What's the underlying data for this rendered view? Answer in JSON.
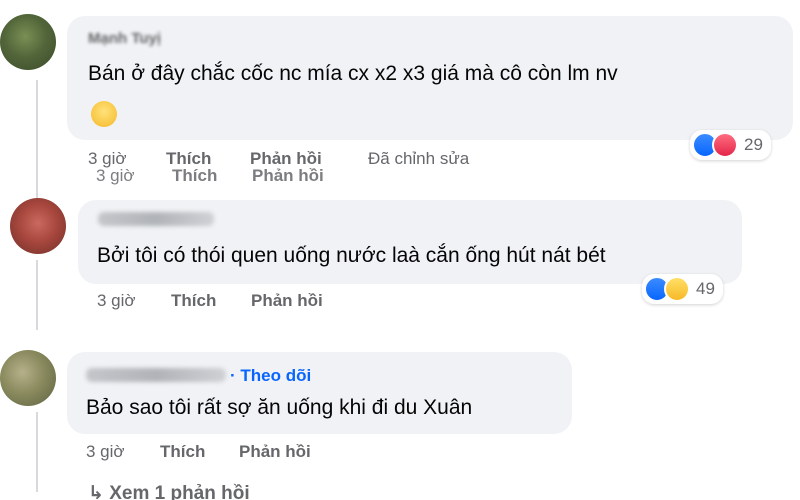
{
  "comments": [
    {
      "author": "Mạnh Tuyị",
      "text": "Bán ở đây chắc cốc nc mía cx x2 x3 giá mà cô còn lm nv",
      "time": "3 giờ",
      "like": "Thích",
      "reply": "Phản hồi",
      "edited": "Đã chỉnh sửa",
      "ghost_time": "3 giờ",
      "ghost_like": "Thích",
      "ghost_reply": "Phản hồi",
      "reaction_count": "29",
      "reactions": [
        "like",
        "love"
      ]
    },
    {
      "text": "Bởi tôi có thói quen uống nước laà cắn ống hút nát bét",
      "time": "3 giờ",
      "like": "Thích",
      "reply": "Phản hồi",
      "reaction_count": "49",
      "reactions": [
        "like",
        "haha"
      ]
    },
    {
      "follow": "· Theo dõi",
      "text": "Bảo sao tôi rất sợ ăn uống khi đi du Xuân",
      "time": "3 giờ",
      "like": "Thích",
      "reply": "Phản hồi",
      "view_replies": "Xem 1 phản hồi"
    }
  ],
  "colors": {
    "accent": "#0866ff",
    "bubble": "#f0f2f5",
    "meta": "#65676b"
  }
}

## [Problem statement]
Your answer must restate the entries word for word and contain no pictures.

## [Answer space]
What's the underlying data for this rendered view? Answer in JSON.
{
  "comments": [
    {
      "author": "Mạnh Tuyị",
      "text": "Bán ở đây chắc cốc nc mía cx x2 x3 giá mà cô còn lm nv",
      "time": "3 giờ",
      "like": "Thích",
      "reply": "Phản hồi",
      "edited": "Đã chỉnh sửa",
      "ghost_time": "3 giờ",
      "ghost_like": "Thích",
      "ghost_reply": "Phản hồi",
      "reaction_count": "29",
      "reactions": [
        "like",
        "love"
      ]
    },
    {
      "text": "Bởi tôi có thói quen uống nước laà cắn ống hút nát bét",
      "time": "3 giờ",
      "like": "Thích",
      "reply": "Phản hồi",
      "reaction_count": "49",
      "reactions": [
        "like",
        "haha"
      ]
    },
    {
      "follow": "· Theo dõi",
      "text": "Bảo sao tôi rất sợ ăn uống khi đi du Xuân",
      "time": "3 giờ",
      "like": "Thích",
      "reply": "Phản hồi",
      "view_replies": "Xem 1 phản hồi"
    }
  ],
  "colors": {
    "accent": "#0866ff",
    "bubble": "#f0f2f5",
    "meta": "#65676b"
  }
}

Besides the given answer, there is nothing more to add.